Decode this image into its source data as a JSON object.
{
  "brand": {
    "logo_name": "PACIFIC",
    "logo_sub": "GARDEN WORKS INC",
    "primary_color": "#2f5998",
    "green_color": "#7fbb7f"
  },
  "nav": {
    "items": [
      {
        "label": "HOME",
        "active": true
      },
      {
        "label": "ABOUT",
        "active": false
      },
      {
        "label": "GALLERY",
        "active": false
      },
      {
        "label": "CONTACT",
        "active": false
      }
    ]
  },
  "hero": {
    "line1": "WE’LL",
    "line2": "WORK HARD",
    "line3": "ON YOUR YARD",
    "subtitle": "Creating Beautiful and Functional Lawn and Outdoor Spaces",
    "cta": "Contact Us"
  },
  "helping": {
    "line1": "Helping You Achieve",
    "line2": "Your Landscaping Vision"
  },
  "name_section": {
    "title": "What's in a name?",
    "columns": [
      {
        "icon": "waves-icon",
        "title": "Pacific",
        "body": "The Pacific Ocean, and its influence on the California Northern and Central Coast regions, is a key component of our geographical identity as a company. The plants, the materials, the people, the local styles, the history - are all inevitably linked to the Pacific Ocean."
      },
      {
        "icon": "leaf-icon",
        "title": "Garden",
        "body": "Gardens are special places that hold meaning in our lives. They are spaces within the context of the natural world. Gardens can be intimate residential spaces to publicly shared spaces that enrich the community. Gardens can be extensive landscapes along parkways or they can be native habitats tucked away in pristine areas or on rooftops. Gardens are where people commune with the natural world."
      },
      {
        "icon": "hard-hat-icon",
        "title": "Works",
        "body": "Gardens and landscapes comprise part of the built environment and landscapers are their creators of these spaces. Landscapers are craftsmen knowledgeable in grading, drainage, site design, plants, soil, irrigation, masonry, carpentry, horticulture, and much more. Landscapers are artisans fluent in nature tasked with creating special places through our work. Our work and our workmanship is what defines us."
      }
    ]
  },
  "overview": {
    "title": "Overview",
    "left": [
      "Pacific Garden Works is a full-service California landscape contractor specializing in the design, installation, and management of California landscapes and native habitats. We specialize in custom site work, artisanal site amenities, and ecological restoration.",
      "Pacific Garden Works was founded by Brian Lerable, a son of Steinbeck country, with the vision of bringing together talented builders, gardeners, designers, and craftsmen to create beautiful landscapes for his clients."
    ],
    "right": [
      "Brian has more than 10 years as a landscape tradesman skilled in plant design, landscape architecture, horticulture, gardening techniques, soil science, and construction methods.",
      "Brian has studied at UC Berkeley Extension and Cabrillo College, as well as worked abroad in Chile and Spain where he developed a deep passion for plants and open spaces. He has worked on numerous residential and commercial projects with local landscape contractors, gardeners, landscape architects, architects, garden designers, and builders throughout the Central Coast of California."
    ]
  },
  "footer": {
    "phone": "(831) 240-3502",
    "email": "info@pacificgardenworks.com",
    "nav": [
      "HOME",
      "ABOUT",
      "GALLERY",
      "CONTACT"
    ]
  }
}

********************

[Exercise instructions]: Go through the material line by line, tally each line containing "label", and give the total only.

[Exercise solution]: 4